◆ **Extracted data**:
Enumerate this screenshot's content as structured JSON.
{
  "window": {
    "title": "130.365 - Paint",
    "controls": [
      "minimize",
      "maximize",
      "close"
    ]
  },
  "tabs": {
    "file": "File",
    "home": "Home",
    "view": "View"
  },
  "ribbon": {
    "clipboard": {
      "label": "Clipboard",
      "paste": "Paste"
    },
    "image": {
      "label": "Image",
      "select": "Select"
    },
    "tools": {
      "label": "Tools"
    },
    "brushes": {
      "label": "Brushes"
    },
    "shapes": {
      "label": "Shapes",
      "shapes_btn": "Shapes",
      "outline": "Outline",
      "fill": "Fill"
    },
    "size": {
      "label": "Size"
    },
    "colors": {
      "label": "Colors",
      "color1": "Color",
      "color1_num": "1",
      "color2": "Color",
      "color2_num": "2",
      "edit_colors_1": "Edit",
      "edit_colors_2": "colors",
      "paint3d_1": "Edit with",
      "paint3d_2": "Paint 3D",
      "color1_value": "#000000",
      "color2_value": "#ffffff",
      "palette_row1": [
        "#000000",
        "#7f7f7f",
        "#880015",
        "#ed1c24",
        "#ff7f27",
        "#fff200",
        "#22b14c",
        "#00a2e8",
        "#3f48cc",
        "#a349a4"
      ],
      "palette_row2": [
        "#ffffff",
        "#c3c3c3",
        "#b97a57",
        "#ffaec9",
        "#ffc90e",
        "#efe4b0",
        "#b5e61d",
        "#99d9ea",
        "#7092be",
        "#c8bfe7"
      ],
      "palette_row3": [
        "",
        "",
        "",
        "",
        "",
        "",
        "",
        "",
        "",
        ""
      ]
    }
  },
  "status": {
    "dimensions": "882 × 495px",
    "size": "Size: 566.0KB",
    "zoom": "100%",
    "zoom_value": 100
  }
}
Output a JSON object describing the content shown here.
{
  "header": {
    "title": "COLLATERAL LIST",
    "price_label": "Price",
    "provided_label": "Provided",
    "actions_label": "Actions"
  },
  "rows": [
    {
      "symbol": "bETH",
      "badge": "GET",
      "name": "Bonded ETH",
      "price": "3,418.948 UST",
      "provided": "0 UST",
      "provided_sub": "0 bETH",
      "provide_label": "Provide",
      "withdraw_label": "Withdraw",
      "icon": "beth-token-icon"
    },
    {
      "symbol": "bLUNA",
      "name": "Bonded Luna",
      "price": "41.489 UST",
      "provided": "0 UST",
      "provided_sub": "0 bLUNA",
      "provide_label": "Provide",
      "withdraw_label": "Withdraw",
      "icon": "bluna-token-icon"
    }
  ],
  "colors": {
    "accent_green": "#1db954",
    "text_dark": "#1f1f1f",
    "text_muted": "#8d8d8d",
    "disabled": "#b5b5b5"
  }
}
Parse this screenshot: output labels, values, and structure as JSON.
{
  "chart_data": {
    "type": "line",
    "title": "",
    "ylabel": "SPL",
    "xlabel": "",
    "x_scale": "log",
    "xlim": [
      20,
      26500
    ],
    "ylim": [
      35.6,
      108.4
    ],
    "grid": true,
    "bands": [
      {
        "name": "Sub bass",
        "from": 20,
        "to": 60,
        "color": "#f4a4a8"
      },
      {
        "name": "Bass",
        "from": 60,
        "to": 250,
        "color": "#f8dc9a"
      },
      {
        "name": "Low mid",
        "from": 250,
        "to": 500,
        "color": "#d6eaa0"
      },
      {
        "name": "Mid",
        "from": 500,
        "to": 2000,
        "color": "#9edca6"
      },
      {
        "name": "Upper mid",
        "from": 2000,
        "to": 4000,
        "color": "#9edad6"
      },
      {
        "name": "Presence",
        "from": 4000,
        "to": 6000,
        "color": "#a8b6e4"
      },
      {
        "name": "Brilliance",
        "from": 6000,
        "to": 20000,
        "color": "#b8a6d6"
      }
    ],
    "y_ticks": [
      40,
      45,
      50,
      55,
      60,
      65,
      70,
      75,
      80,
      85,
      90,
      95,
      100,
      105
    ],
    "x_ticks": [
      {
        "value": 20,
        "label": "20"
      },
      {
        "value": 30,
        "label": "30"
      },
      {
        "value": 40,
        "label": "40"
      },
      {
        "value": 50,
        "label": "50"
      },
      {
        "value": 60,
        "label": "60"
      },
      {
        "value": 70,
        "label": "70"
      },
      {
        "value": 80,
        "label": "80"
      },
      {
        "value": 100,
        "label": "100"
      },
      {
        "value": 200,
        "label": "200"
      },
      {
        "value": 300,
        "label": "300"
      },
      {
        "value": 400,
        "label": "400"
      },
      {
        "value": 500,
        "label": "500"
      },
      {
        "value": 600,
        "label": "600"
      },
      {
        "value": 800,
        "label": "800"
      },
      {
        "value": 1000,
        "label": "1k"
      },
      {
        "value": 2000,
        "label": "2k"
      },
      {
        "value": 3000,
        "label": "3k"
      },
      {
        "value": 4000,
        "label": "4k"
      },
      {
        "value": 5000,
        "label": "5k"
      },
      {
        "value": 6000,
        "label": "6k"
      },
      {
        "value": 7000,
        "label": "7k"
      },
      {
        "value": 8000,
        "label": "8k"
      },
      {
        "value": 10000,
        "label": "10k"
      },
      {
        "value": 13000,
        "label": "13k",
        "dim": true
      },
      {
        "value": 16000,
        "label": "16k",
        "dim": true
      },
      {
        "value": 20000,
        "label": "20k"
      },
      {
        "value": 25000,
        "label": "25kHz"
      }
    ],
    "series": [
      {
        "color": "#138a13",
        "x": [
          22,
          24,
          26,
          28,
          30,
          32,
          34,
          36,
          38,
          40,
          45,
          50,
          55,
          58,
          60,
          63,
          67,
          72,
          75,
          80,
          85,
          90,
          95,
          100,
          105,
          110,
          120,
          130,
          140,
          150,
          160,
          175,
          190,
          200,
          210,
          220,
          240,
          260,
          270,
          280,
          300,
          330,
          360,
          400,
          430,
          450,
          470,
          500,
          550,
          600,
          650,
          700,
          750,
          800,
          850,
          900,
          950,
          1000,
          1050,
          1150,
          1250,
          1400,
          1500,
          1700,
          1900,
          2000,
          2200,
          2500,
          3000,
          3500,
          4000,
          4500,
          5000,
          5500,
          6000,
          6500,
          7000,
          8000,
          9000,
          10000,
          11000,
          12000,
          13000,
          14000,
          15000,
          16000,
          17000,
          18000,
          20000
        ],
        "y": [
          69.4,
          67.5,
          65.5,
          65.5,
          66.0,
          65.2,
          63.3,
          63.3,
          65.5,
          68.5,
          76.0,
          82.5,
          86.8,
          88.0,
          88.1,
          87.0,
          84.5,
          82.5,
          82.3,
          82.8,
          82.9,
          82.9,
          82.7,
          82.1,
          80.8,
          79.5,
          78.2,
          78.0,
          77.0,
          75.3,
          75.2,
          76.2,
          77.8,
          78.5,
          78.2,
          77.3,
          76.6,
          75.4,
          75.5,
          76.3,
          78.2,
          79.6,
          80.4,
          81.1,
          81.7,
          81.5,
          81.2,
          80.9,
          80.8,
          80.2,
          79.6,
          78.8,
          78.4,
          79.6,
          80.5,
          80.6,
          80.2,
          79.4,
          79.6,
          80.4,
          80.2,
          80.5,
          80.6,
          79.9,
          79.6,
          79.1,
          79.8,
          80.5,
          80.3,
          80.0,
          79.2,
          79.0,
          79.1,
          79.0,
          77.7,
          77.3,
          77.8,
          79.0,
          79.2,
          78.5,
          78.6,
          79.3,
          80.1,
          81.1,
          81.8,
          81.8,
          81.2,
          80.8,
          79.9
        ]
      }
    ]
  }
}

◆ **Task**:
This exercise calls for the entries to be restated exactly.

◆ **Solution for this exercise**:
Enumerate this screenshot's content as structured JSON.
{
  "window": {
    "title": "130.365 - Paint",
    "controls": [
      "minimize",
      "maximize",
      "close"
    ]
  },
  "tabs": {
    "file": "File",
    "home": "Home",
    "view": "View"
  },
  "ribbon": {
    "clipboard": {
      "label": "Clipboard",
      "paste": "Paste"
    },
    "image": {
      "label": "Image",
      "select": "Select"
    },
    "tools": {
      "label": "Tools"
    },
    "brushes": {
      "label": "Brushes"
    },
    "shapes": {
      "label": "Shapes",
      "shapes_btn": "Shapes",
      "outline": "Outline",
      "fill": "Fill"
    },
    "size": {
      "label": "Size"
    },
    "colors": {
      "label": "Colors",
      "color1": "Color",
      "color1_num": "1",
      "color2": "Color",
      "color2_num": "2",
      "edit_colors_1": "Edit",
      "edit_colors_2": "colors",
      "paint3d_1": "Edit with",
      "paint3d_2": "Paint 3D",
      "color1_value": "#000000",
      "color2_value": "#ffffff",
      "palette_row1": [
        "#000000",
        "#7f7f7f",
        "#880015",
        "#ed1c24",
        "#ff7f27",
        "#fff200",
        "#22b14c",
        "#00a2e8",
        "#3f48cc",
        "#a349a4"
      ],
      "palette_row2": [
        "#ffffff",
        "#c3c3c3",
        "#b97a57",
        "#ffaec9",
        "#ffc90e",
        "#efe4b0",
        "#b5e61d",
        "#99d9ea",
        "#7092be",
        "#c8bfe7"
      ],
      "palette_row3": [
        "",
        "",
        "",
        "",
        "",
        "",
        "",
        "",
        "",
        ""
      ]
    }
  },
  "status": {
    "dimensions": "882 × 495px",
    "size": "Size: 566.0KB",
    "zoom": "100%",
    "zoom_value": 100
  }
}
Output a JSON object describing the content shown here.
{
  "header": {
    "title": "COLLATERAL LIST",
    "price_label": "Price",
    "provided_label": "Provided",
    "actions_label": "Actions"
  },
  "rows": [
    {
      "symbol": "bETH",
      "badge": "GET",
      "name": "Bonded ETH",
      "price": "3,418.948 UST",
      "provided": "0 UST",
      "provided_sub": "0 bETH",
      "provide_label": "Provide",
      "withdraw_label": "Withdraw",
      "icon": "beth-token-icon"
    },
    {
      "symbol": "bLUNA",
      "name": "Bonded Luna",
      "price": "41.489 UST",
      "provided": "0 UST",
      "provided_sub": "0 bLUNA",
      "provide_label": "Provide",
      "withdraw_label": "Withdraw",
      "icon": "bluna-token-icon"
    }
  ],
  "colors": {
    "accent_green": "#1db954",
    "text_dark": "#1f1f1f",
    "text_muted": "#8d8d8d",
    "disabled": "#b5b5b5"
  }
}
Parse this screenshot: output labels, values, and structure as JSON.
{
  "chart_data": {
    "type": "line",
    "title": "",
    "ylabel": "SPL",
    "xlabel": "",
    "x_scale": "log",
    "xlim": [
      20,
      26500
    ],
    "ylim": [
      35.6,
      108.4
    ],
    "grid": true,
    "bands": [
      {
        "name": "Sub bass",
        "from": 20,
        "to": 60,
        "color": "#f4a4a8"
      },
      {
        "name": "Bass",
        "from": 60,
        "to": 250,
        "color": "#f8dc9a"
      },
      {
        "name": "Low mid",
        "from": 250,
        "to": 500,
        "color": "#d6eaa0"
      },
      {
        "name": "Mid",
        "from": 500,
        "to": 2000,
        "color": "#9edca6"
      },
      {
        "name": "Upper mid",
        "from": 2000,
        "to": 4000,
        "color": "#9edad6"
      },
      {
        "name": "Presence",
        "from": 4000,
        "to": 6000,
        "color": "#a8b6e4"
      },
      {
        "name": "Brilliance",
        "from": 6000,
        "to": 20000,
        "color": "#b8a6d6"
      }
    ],
    "y_ticks": [
      40,
      45,
      50,
      55,
      60,
      65,
      70,
      75,
      80,
      85,
      90,
      95,
      100,
      105
    ],
    "x_ticks": [
      {
        "value": 20,
        "label": "20"
      },
      {
        "value": 30,
        "label": "30"
      },
      {
        "value": 40,
        "label": "40"
      },
      {
        "value": 50,
        "label": "50"
      },
      {
        "value": 60,
        "label": "60"
      },
      {
        "value": 70,
        "label": "70"
      },
      {
        "value": 80,
        "label": "80"
      },
      {
        "value": 100,
        "label": "100"
      },
      {
        "value": 200,
        "label": "200"
      },
      {
        "value": 300,
        "label": "300"
      },
      {
        "value": 400,
        "label": "400"
      },
      {
        "value": 500,
        "label": "500"
      },
      {
        "value": 600,
        "label": "600"
      },
      {
        "value": 800,
        "label": "800"
      },
      {
        "value": 1000,
        "label": "1k"
      },
      {
        "value": 2000,
        "label": "2k"
      },
      {
        "value": 3000,
        "label": "3k"
      },
      {
        "value": 4000,
        "label": "4k"
      },
      {
        "value": 5000,
        "label": "5k"
      },
      {
        "value": 6000,
        "label": "6k"
      },
      {
        "value": 7000,
        "label": "7k"
      },
      {
        "value": 8000,
        "label": "8k"
      },
      {
        "value": 10000,
        "label": "10k"
      },
      {
        "value": 13000,
        "label": "13k",
        "dim": true
      },
      {
        "value": 16000,
        "label": "16k",
        "dim": true
      },
      {
        "value": 20000,
        "label": "20k"
      },
      {
        "value": 25000,
        "label": "25kHz"
      }
    ],
    "series": [
      {
        "color": "#138a13",
        "x": [
          22,
          24,
          26,
          28,
          30,
          32,
          34,
          36,
          38,
          40,
          45,
          50,
          55,
          58,
          60,
          63,
          67,
          72,
          75,
          80,
          85,
          90,
          95,
          100,
          105,
          110,
          120,
          130,
          140,
          150,
          160,
          175,
          190,
          200,
          210,
          220,
          240,
          260,
          270,
          280,
          300,
          330,
          360,
          400,
          430,
          450,
          470,
          500,
          550,
          600,
          650,
          700,
          750,
          800,
          850,
          900,
          950,
          1000,
          1050,
          1150,
          1250,
          1400,
          1500,
          1700,
          1900,
          2000,
          2200,
          2500,
          3000,
          3500,
          4000,
          4500,
          5000,
          5500,
          6000,
          6500,
          7000,
          8000,
          9000,
          10000,
          11000,
          12000,
          13000,
          14000,
          15000,
          16000,
          17000,
          18000,
          20000
        ],
        "y": [
          69.4,
          67.5,
          65.5,
          65.5,
          66.0,
          65.2,
          63.3,
          63.3,
          65.5,
          68.5,
          76.0,
          82.5,
          86.8,
          88.0,
          88.1,
          87.0,
          84.5,
          82.5,
          82.3,
          82.8,
          82.9,
          82.9,
          82.7,
          82.1,
          80.8,
          79.5,
          78.2,
          78.0,
          77.0,
          75.3,
          75.2,
          76.2,
          77.8,
          78.5,
          78.2,
          77.3,
          76.6,
          75.4,
          75.5,
          76.3,
          78.2,
          79.6,
          80.4,
          81.1,
          81.7,
          81.5,
          81.2,
          80.9,
          80.8,
          80.2,
          79.6,
          78.8,
          78.4,
          79.6,
          80.5,
          80.6,
          80.2,
          79.4,
          79.6,
          80.4,
          80.2,
          80.5,
          80.6,
          79.9,
          79.6,
          79.1,
          79.8,
          80.5,
          80.3,
          80.0,
          79.2,
          79.0,
          79.1,
          79.0,
          77.7,
          77.3,
          77.8,
          79.0,
          79.2,
          78.5,
          78.6,
          79.3,
          80.1,
          81.1,
          81.8,
          81.8,
          81.2,
          80.8,
          79.9
        ]
      }
    ]
  }
}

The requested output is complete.